EXERCISE MATERIAL section start
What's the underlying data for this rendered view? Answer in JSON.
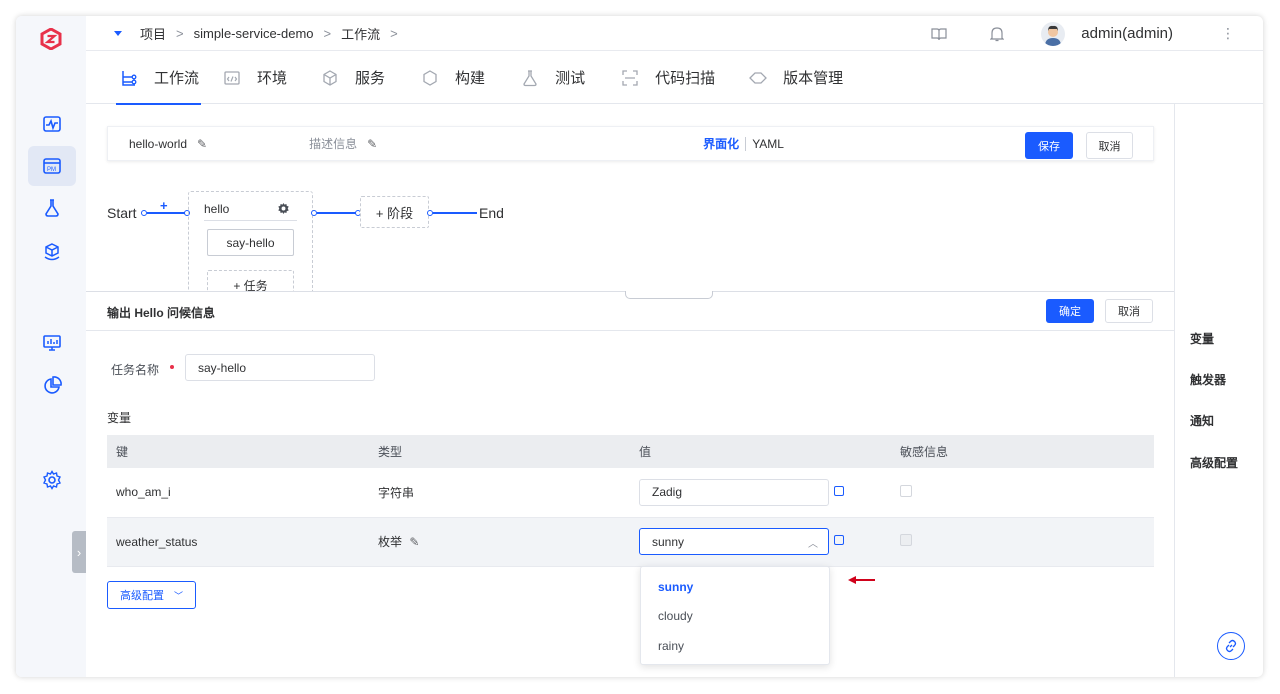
{
  "breadcrumb": {
    "items": [
      "项目",
      "simple-service-demo",
      "工作流"
    ]
  },
  "header": {
    "user": "admin(admin)"
  },
  "tabs": [
    {
      "label": "工作流",
      "icon": "workflow-icon"
    },
    {
      "label": "环境",
      "icon": "environment-icon"
    },
    {
      "label": "服务",
      "icon": "service-icon"
    },
    {
      "label": "构建",
      "icon": "build-icon"
    },
    {
      "label": "测试",
      "icon": "test-flask-icon"
    },
    {
      "label": "代码扫描",
      "icon": "scan-icon"
    },
    {
      "label": "版本管理",
      "icon": "version-icon"
    }
  ],
  "editor": {
    "name": "hello-world",
    "description_placeholder": "描述信息",
    "mode_visual": "界面化",
    "mode_yaml": "YAML",
    "save": "保存",
    "cancel": "取消"
  },
  "flow": {
    "start": "Start",
    "end": "End",
    "add_stage": "+ 阶段",
    "stage_name": "hello",
    "job": "say-hello",
    "add_job": "+ 任务"
  },
  "right_panel": {
    "items": [
      "变量",
      "触发器",
      "通知",
      "高级配置"
    ]
  },
  "drawer": {
    "title": "输出 Hello 问候信息",
    "confirm": "确定",
    "cancel": "取消",
    "task_name_label": "任务名称",
    "task_name_value": "say-hello",
    "vars_title": "变量",
    "columns": [
      "键",
      "类型",
      "值",
      "敏感信息"
    ],
    "rows": [
      {
        "key": "who_am_i",
        "type": "字符串",
        "value": "Zadig"
      },
      {
        "key": "weather_status",
        "type": "枚举",
        "value": "sunny"
      }
    ],
    "advanced": "高级配置",
    "options": [
      "sunny",
      "cloudy",
      "rainy"
    ],
    "selected_option": "sunny"
  },
  "colors": {
    "accent": "#1a5bff",
    "brand": "#e8314a",
    "annotation_arrow": "#d0021b"
  }
}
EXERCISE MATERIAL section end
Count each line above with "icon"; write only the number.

SOLUTION FOR THIS EXERCISE: 7